  • Authentic (Merriam-Webster): The publisher explains that this common word “saw a substantial increase in 2023, driven by stories and conversations about A.I., celebrity culture, identity, and social media.”
  • Hallucinate ( They specifically chose a novel usage of this classic word, with the meaning “(of artificial intelligence) to produce false information contrary to the intent of the user and present it as if true and factual.” Just like M-W, they’re thinking about A.I. and our changing ideas about what counts as “intelligence.” 
  • Rizz (Oxford Languages): Now for something completely different: “Pertaining to someone’s ability to attract another person through style, charm, or attractiveness, this term is from the middle part of the word ‘charisma,’ which is an unusual word formation pattern. Other examples include ‘fridge’ (refrigerator) and ‘flu’ (influenza).”
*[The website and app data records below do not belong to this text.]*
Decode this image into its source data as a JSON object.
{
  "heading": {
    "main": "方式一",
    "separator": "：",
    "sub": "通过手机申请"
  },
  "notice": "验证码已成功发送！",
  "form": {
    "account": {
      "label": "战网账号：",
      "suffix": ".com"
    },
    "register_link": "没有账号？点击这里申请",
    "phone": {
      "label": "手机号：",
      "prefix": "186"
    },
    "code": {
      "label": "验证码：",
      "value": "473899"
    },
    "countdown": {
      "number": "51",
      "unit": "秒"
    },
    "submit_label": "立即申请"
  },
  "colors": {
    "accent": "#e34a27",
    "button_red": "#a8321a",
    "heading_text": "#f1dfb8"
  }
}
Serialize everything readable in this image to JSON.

However, a group of Very Serious Linguists called the American Dialect Society typically waits until January to make their selection, and we vote not only on a Word of the Year, but also on words from a dizzying array of categories. I’ve been a member of the ADS since 2012, when I began making a living out of linguistics. Sometimes, ADS makes prescient calls on the Word of the Year (2021’s “insurrection”) and sometimes, things just get weird (1990’s “bushlips”). But sitting in a room with a couple hundred professional linguists charged with the formidable task of choosing a WOTY is typically a really fun time, if you’re into that sort of thing. 

On Jan. 5, 2024, after some heated debate, the ADS chose “enshittification” as its Word of the Year. As far as we can tell, the first usage of “enshittification” was by Canadian writer Cory Doctorow in January of 2023. Doctorow’s original context was the decline of social media platforms such as Facebook and X (formerly Twitter). As a person who made my bones (figuratively) on Twitter, I’ve been personally victimized by this enshittification. I used to be contacted on Twitter by journalists, curious students, and even corporate bookers for my linguistic expertise. But as the platform became enshittified (see, the word is productive!), its utility for such connections disappeared, since people got sick of being bombarded with Nazi propaganda and bots at every turn. 
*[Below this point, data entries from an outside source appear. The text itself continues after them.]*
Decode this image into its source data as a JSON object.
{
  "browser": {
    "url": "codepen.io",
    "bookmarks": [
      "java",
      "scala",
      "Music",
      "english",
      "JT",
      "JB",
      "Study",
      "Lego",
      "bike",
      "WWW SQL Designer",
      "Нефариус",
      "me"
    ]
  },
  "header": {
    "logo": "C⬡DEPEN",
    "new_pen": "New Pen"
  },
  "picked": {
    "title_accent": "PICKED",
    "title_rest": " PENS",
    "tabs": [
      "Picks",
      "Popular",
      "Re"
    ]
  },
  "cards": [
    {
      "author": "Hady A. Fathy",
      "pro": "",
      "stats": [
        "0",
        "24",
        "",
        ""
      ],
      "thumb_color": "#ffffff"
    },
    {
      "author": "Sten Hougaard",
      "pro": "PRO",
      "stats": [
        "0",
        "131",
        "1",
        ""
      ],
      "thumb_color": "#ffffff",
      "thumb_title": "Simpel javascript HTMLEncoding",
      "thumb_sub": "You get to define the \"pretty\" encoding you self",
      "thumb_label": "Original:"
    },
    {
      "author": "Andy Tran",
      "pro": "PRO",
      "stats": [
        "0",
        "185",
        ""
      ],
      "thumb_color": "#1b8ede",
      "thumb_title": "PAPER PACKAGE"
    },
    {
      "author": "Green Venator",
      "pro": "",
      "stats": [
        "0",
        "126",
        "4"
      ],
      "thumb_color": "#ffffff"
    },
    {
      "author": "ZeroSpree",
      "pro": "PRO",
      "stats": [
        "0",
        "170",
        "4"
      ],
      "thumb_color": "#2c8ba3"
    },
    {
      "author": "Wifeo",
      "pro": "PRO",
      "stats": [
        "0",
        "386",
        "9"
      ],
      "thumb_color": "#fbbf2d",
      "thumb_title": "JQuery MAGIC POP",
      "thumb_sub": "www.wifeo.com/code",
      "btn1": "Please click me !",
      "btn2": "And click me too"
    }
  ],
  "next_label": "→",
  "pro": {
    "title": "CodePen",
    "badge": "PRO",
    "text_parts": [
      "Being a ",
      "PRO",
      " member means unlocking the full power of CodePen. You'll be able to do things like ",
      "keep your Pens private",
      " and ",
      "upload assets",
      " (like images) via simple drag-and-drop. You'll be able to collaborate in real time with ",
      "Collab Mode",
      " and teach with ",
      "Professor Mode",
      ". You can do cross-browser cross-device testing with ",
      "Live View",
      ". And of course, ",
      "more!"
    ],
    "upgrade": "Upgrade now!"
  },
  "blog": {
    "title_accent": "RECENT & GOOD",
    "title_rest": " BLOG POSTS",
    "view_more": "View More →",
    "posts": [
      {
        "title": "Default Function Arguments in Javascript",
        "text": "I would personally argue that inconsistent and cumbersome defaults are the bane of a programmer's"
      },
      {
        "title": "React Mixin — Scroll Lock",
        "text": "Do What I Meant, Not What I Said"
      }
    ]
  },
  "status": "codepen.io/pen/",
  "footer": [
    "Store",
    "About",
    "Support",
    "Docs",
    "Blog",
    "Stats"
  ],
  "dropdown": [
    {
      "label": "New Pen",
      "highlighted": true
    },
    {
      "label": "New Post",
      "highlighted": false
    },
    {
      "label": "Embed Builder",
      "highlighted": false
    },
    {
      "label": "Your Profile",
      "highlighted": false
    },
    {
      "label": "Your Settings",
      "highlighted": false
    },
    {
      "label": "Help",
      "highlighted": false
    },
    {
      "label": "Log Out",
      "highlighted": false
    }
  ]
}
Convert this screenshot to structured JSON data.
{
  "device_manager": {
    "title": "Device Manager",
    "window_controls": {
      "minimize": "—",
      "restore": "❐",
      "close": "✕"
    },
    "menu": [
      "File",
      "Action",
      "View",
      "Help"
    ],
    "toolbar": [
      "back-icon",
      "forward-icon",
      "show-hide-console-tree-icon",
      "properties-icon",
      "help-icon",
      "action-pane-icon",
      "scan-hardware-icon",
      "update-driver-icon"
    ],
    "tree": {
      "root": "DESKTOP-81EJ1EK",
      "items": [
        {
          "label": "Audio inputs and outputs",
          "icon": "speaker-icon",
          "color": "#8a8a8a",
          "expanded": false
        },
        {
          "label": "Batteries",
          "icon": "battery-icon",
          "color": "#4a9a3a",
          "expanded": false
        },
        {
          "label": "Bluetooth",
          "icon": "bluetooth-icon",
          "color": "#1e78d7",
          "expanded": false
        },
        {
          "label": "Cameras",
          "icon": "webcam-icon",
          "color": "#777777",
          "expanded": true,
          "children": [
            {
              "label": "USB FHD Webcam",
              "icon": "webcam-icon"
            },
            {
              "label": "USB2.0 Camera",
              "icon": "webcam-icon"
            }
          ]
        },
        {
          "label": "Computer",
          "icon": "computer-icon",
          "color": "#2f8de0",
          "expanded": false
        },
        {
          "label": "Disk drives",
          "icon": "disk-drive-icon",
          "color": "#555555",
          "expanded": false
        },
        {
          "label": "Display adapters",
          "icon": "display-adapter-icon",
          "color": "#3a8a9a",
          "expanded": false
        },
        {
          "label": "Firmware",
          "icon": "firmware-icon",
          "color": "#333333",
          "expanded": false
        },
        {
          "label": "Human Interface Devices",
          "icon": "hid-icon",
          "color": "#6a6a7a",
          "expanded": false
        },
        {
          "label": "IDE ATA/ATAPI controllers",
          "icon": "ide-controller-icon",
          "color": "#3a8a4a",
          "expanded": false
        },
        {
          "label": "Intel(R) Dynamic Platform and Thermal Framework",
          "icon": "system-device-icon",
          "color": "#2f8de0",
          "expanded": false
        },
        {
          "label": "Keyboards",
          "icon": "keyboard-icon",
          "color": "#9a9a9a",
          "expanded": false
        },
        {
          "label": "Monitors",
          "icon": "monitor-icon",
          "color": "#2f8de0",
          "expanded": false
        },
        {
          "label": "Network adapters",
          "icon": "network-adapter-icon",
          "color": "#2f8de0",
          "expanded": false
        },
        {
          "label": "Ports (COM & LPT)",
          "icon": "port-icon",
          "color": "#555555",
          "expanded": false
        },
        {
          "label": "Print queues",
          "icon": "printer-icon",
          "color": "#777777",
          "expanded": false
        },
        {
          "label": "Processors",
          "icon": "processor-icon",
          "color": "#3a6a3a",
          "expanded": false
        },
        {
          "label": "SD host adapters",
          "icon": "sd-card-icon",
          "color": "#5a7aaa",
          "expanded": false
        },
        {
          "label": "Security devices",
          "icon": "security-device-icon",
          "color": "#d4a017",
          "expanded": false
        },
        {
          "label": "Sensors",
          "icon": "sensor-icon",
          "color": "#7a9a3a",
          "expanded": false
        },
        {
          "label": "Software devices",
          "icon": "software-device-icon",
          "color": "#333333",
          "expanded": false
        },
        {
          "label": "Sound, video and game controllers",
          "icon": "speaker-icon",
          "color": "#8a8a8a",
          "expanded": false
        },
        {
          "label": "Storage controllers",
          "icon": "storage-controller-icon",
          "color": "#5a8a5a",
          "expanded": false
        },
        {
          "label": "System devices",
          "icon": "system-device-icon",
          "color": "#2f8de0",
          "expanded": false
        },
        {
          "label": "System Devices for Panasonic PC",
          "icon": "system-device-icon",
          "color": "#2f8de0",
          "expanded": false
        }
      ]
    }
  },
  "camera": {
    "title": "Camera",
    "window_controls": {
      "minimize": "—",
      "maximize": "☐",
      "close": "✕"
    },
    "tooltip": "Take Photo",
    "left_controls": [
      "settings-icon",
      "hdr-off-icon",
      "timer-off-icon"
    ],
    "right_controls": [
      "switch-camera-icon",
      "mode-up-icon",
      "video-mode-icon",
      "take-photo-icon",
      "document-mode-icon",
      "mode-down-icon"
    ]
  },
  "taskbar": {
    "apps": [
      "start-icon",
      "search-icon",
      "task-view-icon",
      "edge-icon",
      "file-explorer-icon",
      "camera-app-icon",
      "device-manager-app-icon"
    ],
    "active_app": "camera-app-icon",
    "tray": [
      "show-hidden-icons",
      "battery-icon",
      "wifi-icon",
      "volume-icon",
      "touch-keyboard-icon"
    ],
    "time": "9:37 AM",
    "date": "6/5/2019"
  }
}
Enshittification is not just limited to online platforms; it seems to be all around us, as companies offer us inferior products and services while charging us more money. The day after the WOTY vote, a colleague was complaining about a canceled flight, due to a lack of planes after a door came off a plane mid-air. He mentioned that this type of incident was just an extreme example of the enshittification of flying that folks have observed for years. That same day, another friend mentioned how bad the NYC subway had become since she had last visited the city, claiming “the enshittification has made it harder to get around.” It’s not just you…our infrastructure, both physical and online, really does seem to be shittier, and this word concisely captures those vibes.
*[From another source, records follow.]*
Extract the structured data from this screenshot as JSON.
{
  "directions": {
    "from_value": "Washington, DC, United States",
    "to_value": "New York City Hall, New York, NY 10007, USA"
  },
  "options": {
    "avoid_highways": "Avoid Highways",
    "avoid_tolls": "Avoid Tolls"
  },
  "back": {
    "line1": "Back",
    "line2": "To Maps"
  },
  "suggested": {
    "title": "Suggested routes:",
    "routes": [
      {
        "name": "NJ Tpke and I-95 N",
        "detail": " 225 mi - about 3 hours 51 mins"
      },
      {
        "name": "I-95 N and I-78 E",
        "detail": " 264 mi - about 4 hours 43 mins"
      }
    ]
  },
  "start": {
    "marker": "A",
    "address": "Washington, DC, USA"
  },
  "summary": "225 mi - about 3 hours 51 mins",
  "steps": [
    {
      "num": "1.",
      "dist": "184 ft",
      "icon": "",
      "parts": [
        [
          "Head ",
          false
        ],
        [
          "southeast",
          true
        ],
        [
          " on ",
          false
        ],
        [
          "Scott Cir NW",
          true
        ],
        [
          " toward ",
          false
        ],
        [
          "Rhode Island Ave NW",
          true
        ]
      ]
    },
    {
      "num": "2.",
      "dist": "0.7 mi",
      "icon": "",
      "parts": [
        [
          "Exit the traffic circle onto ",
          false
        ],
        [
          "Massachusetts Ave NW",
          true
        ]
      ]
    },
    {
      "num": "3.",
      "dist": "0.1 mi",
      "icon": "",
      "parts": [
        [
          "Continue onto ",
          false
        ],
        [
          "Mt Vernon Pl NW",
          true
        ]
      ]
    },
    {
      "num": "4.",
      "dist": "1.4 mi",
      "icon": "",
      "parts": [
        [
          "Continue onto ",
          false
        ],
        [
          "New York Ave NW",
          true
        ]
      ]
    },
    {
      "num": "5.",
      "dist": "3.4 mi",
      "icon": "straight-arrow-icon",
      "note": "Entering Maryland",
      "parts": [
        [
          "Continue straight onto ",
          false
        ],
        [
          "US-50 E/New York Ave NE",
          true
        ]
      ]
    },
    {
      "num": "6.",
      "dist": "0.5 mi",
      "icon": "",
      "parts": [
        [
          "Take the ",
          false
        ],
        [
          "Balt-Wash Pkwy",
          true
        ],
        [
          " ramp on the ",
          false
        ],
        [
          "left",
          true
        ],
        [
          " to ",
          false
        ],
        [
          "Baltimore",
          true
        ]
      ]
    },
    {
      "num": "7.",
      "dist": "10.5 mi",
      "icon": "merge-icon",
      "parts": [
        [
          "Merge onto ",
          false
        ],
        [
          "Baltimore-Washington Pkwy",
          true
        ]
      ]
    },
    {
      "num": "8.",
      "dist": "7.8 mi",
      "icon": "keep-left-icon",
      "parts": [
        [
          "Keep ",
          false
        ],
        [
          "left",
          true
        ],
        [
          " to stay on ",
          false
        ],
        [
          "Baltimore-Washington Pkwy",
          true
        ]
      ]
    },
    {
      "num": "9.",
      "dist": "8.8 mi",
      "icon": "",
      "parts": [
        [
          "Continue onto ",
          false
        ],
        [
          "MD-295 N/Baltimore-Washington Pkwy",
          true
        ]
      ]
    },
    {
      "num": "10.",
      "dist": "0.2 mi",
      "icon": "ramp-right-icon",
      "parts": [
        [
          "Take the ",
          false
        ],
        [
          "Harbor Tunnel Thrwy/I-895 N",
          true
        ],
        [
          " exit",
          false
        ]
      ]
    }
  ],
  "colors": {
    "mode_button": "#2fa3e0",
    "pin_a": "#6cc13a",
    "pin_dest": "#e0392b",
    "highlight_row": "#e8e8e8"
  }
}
I hope that next year, the Word of the Year doesn’t need to reflect ongoing enshittification across society. If we’re lucky, maybe we’ll get another fun one like 2022’s “-ussy” – but, given that language tends to reflect what’s happening in society, I’d predict that we’re in for another linguistically bumpy year.

Vibe Shift is a column by linguist Nicole Holliday that examines how words and phrases are moving across the internet. Each month, we’ll explore new topics related to how the language and culture are changing.